We lived in the Haight Ashbury and Bourbon Street and the high plains of Oklahoma. We wore hip-huggers, tie-dyes, military uniforms, and fringed ponchos embroidered with peace signs. We danced and marched and organized and loved and broke all the rules. We were changing, and we changed the world. I love this book because it is written by women who were on the scene—and such a scene it was! If you were there, it will remind you of those remarkable years. If you weren’t, you’ll be amazed and delighted and proud of the brave women who have written these stories and poems. Thank you, lovely women, for telling us about it!

—Susan Wittig Albert, author of A Wilder Rose, and founder of Story Circle Network

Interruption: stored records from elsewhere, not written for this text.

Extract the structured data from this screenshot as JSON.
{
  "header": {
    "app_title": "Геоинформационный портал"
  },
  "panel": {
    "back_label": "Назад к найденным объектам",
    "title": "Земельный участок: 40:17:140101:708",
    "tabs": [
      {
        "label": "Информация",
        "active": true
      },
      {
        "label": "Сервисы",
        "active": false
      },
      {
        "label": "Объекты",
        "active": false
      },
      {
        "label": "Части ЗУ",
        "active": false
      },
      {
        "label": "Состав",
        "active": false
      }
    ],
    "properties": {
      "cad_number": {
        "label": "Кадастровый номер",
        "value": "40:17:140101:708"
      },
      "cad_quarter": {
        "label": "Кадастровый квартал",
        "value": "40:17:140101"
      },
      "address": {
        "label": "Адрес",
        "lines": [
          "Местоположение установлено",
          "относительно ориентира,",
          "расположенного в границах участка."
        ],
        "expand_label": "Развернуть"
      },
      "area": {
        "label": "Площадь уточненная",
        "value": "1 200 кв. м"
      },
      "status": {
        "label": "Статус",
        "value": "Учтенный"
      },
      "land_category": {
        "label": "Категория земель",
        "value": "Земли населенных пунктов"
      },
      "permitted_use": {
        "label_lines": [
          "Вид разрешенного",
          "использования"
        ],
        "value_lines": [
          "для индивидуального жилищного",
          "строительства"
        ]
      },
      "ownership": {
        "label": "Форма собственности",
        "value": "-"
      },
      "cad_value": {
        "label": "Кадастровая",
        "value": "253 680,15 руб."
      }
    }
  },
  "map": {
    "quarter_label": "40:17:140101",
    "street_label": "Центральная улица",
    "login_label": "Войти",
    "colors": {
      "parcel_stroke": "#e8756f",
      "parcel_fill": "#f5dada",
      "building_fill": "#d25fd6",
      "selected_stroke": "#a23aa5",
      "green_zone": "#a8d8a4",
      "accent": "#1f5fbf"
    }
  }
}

Times They Were A-Changing is the book long missing from the packed second wave feminism shelf. Finally, the women you never heard from are speaking in their own powerful voices about how each in her own way and in places you might never imagine pushed America toward greater equality and justice. If you are a woman over a certain age, you will find yourself in this book’s stories. If you are a woman of any other age, you will find your own story informed and enriched by these beautifully written, honest, and evocative essays. 

–Gloria Feldt, Co-Founder and President of Take the Lead, Author, No Excuses: 9 Ways Women Can Change How We Think About Power, former President, Planned Parenthood Federation of America

Times They Were A’Changing anthology challenges us to see past the clichés of the ’60s and ’70s to see the unique experiences of young people who were rebelling against their parents’ teachings to reinvent not just themselves—but the whole world. The pieces in this anthology open a window into a fascinating, important time, seen through the eyes of those who lived it.  This collection lets us look back and see the era with wisdom, humor, power, and grace.

–Jerry Waxler, Author of The Memoir Revolution and the blog Memory Writers Network.



Myers makes a compelling case for the power of words as a form of healing and growth.

James W. Pennebaker, Ph.D. professor of psychology, The University of Texas at Austin and author, Opening Up and Writing To Heal

...the NAMW memoir classes with Linda Joy Myers are wonderful

Kathy Pooler